» **WHAT IS EXPECTED**:
Copy every line of the records below where the word "icon" occurs.

___ RECORDS FOR THIS TASK ___

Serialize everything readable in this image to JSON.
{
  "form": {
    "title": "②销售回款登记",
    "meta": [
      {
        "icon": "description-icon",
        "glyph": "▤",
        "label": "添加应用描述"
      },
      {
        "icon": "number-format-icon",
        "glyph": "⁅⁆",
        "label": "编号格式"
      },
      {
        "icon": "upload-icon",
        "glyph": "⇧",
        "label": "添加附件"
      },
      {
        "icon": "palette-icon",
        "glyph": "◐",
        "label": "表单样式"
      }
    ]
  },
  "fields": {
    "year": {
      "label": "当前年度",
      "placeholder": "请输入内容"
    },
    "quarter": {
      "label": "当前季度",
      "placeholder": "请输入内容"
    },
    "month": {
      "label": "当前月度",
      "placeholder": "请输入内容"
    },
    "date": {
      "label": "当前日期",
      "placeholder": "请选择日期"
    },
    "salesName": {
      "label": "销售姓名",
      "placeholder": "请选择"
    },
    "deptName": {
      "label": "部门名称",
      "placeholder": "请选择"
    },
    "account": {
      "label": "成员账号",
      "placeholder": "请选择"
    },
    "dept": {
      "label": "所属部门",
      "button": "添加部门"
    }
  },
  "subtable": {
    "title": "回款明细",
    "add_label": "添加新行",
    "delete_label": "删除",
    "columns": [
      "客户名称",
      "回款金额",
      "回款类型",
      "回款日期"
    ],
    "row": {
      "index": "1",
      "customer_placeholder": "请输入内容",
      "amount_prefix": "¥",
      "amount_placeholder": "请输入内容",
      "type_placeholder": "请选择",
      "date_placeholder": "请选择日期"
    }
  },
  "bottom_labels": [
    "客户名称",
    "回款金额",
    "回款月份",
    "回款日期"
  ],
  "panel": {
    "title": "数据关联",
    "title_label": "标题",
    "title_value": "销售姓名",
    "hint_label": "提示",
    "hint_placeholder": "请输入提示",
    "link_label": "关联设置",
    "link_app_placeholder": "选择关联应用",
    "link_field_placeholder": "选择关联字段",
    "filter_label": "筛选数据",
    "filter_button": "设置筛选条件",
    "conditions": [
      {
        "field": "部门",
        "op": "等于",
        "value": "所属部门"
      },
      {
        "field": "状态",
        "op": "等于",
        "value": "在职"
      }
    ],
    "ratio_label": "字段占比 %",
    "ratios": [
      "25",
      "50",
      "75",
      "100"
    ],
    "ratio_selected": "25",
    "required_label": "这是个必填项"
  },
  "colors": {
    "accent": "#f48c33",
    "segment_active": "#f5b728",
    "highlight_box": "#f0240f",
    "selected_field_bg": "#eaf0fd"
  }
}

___

» **REPLY**:
        "icon": "description-icon",
        "icon": "number-format-icon",
        "icon": "upload-icon",
        "icon": "palette-icon",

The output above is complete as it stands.